The answer must consist of each line below that contains the word "content", copied in full.

Source data
▼▼▼
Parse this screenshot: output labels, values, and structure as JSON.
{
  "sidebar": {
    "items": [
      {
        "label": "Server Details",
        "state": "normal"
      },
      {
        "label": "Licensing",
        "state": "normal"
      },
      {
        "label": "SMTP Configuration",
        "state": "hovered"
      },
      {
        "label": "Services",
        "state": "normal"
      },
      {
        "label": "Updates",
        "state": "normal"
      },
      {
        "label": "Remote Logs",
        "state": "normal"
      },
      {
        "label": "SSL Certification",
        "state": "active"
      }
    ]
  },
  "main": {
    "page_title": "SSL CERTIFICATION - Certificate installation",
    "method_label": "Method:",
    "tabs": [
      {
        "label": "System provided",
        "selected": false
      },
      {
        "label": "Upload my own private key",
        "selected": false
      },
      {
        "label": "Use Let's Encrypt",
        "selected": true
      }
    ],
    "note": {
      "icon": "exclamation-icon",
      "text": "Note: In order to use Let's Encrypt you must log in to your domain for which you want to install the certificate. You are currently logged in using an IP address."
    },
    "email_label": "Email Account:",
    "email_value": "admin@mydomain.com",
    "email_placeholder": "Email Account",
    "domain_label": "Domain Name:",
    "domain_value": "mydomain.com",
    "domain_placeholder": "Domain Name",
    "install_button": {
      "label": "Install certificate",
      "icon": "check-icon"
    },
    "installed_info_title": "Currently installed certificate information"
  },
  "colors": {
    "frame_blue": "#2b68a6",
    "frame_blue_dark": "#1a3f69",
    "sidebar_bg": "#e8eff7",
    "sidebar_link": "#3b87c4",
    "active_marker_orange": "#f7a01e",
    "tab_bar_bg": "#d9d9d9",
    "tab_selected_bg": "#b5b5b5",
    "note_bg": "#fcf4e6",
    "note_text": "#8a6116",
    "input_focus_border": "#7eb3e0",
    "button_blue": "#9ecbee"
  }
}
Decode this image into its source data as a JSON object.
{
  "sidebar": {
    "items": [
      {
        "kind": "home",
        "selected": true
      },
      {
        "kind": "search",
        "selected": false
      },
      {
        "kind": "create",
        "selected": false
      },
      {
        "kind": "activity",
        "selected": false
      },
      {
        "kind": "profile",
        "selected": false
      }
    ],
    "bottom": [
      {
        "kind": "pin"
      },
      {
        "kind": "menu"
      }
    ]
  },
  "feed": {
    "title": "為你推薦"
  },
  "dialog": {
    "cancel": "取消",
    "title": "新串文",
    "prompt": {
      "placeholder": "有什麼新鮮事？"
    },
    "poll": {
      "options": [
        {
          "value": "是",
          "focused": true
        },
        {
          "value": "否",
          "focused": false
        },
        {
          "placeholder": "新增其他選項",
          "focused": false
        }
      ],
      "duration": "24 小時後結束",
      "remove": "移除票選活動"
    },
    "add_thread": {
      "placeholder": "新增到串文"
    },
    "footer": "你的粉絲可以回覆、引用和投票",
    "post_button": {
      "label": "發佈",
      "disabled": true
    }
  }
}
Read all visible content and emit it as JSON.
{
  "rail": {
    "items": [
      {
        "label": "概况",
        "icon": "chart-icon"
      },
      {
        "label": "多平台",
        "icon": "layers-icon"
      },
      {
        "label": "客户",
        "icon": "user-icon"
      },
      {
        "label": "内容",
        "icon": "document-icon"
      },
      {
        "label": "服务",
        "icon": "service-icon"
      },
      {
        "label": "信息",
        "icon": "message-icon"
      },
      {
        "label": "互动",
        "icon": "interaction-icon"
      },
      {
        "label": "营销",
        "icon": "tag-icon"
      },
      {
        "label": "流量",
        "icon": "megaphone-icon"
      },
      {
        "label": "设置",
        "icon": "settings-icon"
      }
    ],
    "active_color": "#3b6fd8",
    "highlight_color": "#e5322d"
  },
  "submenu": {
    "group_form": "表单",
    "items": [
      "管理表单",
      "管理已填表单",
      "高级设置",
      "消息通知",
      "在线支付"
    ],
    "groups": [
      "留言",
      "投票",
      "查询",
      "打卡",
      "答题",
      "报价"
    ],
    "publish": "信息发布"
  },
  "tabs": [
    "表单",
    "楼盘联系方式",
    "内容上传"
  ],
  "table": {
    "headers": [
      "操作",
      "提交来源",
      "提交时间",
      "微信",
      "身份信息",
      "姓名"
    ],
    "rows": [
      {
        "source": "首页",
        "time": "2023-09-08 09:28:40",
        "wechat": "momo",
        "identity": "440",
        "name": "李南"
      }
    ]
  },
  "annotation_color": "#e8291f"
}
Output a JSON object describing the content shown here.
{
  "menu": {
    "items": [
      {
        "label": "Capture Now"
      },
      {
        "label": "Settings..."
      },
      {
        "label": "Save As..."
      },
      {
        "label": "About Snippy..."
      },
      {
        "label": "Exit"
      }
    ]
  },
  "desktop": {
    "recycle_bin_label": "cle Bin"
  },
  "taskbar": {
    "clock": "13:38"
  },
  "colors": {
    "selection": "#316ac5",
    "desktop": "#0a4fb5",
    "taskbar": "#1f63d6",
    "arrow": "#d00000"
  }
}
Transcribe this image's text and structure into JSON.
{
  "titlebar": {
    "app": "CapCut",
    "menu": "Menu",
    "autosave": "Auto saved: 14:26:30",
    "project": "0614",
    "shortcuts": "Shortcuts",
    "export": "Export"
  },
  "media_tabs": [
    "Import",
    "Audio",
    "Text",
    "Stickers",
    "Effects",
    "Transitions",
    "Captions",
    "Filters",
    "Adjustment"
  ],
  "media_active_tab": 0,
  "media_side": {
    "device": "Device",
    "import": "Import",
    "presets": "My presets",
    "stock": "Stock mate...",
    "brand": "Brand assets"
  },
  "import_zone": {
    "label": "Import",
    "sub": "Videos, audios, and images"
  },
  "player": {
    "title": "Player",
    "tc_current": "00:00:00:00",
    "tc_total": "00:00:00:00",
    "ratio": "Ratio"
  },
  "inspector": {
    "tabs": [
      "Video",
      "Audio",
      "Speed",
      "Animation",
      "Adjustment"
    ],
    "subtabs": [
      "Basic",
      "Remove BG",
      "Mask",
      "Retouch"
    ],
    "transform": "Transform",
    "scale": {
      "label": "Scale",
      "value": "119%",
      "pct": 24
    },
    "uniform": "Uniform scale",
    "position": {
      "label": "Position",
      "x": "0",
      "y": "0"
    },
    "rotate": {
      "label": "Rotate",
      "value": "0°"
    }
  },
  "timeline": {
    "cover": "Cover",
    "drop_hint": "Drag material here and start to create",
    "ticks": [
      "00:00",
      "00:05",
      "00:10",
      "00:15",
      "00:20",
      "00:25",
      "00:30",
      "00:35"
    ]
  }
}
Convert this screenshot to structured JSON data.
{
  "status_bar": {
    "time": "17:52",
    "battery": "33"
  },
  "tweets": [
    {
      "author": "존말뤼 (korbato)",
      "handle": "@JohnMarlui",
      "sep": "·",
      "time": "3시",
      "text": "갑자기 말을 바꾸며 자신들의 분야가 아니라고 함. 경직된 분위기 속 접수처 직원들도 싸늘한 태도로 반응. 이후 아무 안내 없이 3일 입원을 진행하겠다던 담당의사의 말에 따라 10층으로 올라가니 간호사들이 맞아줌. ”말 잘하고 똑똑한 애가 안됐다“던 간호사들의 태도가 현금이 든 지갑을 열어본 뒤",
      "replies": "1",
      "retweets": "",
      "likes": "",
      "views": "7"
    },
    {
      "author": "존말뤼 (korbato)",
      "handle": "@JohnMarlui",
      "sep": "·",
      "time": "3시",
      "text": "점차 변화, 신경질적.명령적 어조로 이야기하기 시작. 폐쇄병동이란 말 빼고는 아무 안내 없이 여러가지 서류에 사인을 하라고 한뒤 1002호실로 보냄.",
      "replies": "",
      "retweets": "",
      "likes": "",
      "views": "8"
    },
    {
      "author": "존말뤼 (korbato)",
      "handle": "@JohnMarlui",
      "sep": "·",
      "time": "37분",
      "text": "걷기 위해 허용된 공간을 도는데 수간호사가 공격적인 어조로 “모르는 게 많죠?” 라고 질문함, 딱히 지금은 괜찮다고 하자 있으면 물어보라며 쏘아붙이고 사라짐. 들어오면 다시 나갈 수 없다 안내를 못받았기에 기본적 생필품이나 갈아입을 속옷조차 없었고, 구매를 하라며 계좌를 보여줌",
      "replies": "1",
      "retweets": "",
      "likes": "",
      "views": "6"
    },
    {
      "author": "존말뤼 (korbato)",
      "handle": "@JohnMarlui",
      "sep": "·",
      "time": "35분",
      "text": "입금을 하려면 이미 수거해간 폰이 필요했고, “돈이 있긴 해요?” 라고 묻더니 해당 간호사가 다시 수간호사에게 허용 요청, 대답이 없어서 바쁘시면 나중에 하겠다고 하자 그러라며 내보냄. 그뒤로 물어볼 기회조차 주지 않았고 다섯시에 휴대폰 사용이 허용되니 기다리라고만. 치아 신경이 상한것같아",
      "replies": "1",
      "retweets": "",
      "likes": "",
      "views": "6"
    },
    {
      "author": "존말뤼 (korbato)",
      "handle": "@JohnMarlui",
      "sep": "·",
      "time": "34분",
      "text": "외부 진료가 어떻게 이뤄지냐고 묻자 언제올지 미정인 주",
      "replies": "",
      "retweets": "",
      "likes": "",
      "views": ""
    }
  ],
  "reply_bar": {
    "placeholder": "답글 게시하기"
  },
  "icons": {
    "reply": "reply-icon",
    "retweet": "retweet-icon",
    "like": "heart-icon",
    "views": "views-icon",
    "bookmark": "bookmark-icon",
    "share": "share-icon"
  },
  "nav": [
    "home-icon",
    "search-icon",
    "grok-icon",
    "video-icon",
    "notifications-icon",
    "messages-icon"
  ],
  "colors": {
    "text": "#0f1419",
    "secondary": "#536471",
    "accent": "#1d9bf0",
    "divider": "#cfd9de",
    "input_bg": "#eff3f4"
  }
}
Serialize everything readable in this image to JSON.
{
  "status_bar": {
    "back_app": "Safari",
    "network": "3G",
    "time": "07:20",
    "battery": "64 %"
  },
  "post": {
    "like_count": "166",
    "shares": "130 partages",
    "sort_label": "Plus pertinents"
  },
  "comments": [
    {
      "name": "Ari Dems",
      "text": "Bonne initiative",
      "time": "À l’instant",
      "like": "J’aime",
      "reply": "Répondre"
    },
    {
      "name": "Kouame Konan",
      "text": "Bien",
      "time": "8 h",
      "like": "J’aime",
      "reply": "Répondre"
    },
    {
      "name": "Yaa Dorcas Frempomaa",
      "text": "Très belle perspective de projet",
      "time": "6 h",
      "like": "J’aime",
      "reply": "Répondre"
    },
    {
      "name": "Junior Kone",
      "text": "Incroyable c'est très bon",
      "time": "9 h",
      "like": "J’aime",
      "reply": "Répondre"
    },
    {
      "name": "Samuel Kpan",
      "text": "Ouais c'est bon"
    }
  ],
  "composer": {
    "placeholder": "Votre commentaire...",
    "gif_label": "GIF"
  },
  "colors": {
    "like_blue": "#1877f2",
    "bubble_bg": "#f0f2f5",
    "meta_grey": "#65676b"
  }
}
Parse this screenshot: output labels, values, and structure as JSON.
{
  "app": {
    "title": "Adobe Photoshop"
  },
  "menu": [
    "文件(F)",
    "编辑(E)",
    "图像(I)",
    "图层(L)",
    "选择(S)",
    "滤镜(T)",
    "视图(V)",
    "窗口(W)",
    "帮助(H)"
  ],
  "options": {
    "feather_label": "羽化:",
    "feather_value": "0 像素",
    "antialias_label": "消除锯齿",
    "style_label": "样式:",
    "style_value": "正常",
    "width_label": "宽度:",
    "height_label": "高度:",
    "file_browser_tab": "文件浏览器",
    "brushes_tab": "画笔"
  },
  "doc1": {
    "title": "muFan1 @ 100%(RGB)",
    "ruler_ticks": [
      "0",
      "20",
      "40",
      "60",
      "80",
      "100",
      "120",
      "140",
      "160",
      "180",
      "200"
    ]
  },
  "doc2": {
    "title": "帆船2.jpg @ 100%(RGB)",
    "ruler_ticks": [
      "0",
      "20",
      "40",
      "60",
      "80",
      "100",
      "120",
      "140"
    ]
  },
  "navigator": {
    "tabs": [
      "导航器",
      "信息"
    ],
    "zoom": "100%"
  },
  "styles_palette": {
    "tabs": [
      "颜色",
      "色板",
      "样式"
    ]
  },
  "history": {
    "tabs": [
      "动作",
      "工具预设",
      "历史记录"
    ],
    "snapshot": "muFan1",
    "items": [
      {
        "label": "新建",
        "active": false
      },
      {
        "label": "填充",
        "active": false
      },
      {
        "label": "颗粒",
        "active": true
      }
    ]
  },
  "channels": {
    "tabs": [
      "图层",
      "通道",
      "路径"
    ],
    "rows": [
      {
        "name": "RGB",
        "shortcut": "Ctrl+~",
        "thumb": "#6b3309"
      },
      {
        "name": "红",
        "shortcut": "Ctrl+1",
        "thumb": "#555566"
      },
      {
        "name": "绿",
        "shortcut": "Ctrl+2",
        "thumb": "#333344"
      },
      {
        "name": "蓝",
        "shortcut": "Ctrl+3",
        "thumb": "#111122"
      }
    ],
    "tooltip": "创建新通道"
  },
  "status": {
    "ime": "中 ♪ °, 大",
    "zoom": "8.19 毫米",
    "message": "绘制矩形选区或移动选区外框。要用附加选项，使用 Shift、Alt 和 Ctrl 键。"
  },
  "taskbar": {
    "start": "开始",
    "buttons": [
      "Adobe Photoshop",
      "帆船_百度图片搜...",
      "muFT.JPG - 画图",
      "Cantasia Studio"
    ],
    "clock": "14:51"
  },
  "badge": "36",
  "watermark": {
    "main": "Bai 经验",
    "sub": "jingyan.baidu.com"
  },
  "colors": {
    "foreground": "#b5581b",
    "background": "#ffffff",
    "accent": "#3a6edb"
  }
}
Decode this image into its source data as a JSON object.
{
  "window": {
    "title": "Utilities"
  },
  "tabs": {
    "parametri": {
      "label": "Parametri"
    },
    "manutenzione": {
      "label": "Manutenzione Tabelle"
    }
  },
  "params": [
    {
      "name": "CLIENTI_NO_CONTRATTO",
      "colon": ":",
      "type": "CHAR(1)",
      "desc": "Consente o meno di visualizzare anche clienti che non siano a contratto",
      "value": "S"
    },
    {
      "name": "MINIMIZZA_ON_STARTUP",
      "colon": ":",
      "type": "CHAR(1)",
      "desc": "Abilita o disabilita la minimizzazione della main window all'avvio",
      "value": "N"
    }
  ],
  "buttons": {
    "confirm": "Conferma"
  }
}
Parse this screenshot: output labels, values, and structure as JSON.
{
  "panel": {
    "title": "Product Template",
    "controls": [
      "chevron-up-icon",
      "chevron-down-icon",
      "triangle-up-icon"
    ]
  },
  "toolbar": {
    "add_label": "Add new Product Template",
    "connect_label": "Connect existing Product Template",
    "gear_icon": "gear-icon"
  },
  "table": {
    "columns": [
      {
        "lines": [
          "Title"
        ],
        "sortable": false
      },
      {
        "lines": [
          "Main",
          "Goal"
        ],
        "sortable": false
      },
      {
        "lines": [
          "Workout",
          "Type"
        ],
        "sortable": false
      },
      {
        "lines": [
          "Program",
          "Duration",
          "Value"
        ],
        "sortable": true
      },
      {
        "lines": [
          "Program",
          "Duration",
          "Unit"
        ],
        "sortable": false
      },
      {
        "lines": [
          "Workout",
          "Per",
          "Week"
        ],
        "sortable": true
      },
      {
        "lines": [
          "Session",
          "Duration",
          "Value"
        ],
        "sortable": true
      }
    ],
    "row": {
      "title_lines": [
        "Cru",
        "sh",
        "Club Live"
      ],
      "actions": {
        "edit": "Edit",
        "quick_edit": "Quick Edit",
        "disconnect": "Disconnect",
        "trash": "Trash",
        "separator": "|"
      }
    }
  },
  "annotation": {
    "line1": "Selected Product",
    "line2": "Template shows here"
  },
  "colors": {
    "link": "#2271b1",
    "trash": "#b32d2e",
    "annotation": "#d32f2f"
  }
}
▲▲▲
OUTPUT FOR THIS EXERCISE:
Read all visible content and emit it as JSON.
Output a JSON object describing the content shown here.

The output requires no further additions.